The analysis and decision making tasks that result in this kind of provision model, that is to say, which kind of provider we need or how many or how service should be shared or where they should be places or distributed is not part of this article and we will begin with the premise that we already have a provider model that helps us to reach the provider we’re looking for.
The models’ situations are made of the sum of the particular situations of each service and not all are always in tune. This offers a combination of situations with traditional models and situations with FM models, which makes a detailed analysis very complicated. The amount of resources that we need in each case would also be an obvious determinant, but we will not analyze that now. To simplify the multiple possible types of demand we present the following scenarios in Figure 1:
In case A, we will look for a type of provider that grants service provision from the operational point of view, being the contracting client –the company that receives the services- who makes the decisions about the type and coordination of necessary resources and the way the service is provided. Depending on how the need has been defined, if it is an “S” or an “SL”, the model will be closer to an FM contract.
In case B, what is demanded is decision making, management. We are looking for a provider that coordinates activities and resources that we assume we have in-house. Sometimes these models are used when the client exploits a building or commercial facility, although provision is also outsourced, it’s carried out by a company different form the client itself.
In case C, what we look for are external agents that provide service management and supply. In this scenario multiple combinations show up when we decide we want the same company to do everything or different companies to do it partly or just in a particular area. This, with the determining elements of the different management models, makes it necessary to carry out a detailed analysis and a deeper study.
Finally we have included a D scenario, where own and external resources are combined as much as in the management area as in the supply area. All former scenarios were “perfect”, that is to say, except for the last one all of them were all or nothing. Reality is never like that. There are always distinctive features, since all service are not equally defined, not all services enjoy the same resources, and the FM Department’s employees cannot make decisions on all the aspects they would like to.

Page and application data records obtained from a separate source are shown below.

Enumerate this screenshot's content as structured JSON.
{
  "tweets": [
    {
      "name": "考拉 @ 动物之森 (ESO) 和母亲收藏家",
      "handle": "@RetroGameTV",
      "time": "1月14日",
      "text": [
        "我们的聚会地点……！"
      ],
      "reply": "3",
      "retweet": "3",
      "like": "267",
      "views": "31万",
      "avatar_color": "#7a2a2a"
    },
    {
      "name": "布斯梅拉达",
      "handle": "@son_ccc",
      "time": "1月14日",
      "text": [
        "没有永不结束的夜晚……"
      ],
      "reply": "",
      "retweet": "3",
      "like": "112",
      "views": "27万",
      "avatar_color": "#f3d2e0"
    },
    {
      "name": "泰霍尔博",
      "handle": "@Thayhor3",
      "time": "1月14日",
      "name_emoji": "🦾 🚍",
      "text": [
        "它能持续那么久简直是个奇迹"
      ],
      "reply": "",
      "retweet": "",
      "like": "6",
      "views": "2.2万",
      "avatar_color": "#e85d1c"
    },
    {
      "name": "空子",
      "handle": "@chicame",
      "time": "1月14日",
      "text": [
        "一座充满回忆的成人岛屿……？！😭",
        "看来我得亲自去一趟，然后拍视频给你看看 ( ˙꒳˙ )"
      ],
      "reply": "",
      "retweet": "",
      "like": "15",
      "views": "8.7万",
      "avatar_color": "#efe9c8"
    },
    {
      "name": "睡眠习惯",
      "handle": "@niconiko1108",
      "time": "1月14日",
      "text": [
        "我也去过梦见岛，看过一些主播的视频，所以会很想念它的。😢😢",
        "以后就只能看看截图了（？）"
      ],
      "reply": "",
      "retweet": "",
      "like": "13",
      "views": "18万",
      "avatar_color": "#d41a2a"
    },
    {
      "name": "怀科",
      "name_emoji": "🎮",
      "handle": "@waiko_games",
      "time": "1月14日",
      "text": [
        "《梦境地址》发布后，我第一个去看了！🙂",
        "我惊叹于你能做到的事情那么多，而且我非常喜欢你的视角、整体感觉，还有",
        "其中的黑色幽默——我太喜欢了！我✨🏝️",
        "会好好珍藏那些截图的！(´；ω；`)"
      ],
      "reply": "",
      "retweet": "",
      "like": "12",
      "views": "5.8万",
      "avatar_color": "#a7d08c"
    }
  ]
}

It’s obvious that we should agree and define what we expected form every service and the combination of all services before we get out and try to hire an extern provider. Depending on the market and the types and number of existing providers we will be able to define more or less advances models, with the guaranty that we will find proper provision. This grants that we will have one or several providers that will understand what they’re asked for and will be able to offer service provision in the way we want them to. This is also decisive when we dimension the general demand.
In the next article we will continue with the types of provision, this is the FM providers’ classification.